Items listed in a dataset
....................
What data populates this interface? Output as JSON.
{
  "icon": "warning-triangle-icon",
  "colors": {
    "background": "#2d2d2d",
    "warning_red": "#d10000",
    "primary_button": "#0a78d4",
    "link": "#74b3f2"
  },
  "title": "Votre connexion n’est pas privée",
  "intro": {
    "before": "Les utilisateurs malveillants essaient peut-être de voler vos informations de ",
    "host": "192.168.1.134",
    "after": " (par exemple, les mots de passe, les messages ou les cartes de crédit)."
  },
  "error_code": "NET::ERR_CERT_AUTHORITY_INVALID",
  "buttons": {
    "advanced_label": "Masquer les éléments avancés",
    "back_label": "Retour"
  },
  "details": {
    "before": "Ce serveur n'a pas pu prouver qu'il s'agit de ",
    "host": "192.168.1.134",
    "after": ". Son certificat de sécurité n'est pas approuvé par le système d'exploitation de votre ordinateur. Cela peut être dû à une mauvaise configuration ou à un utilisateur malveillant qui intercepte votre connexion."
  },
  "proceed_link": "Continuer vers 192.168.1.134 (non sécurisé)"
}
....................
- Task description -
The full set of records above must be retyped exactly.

- Response box -
What data populates this interface? Output as JSON.
{
  "icon": "warning-triangle-icon",
  "colors": {
    "background": "#2d2d2d",
    "warning_red": "#d10000",
    "primary_button": "#0a78d4",
    "link": "#74b3f2"
  },
  "title": "Votre connexion n’est pas privée",
  "intro": {
    "before": "Les utilisateurs malveillants essaient peut-être de voler vos informations de ",
    "host": "192.168.1.134",
    "after": " (par exemple, les mots de passe, les messages ou les cartes de crédit)."
  },
  "error_code": "NET::ERR_CERT_AUTHORITY_INVALID",
  "buttons": {
    "advanced_label": "Masquer les éléments avancés",
    "back_label": "Retour"
  },
  "details": {
    "before": "Ce serveur n'a pas pu prouver qu'il s'agit de ",
    "host": "192.168.1.134",
    "after": ". Son certificat de sécurité n'est pas approuvé par le système d'exploitation de votre ordinateur. Cela peut être dû à une mauvaise configuration ou à un utilisateur malveillant qui intercepte votre connexion."
  },
  "proceed_link": "Continuer vers 192.168.1.134 (non sécurisé)"
}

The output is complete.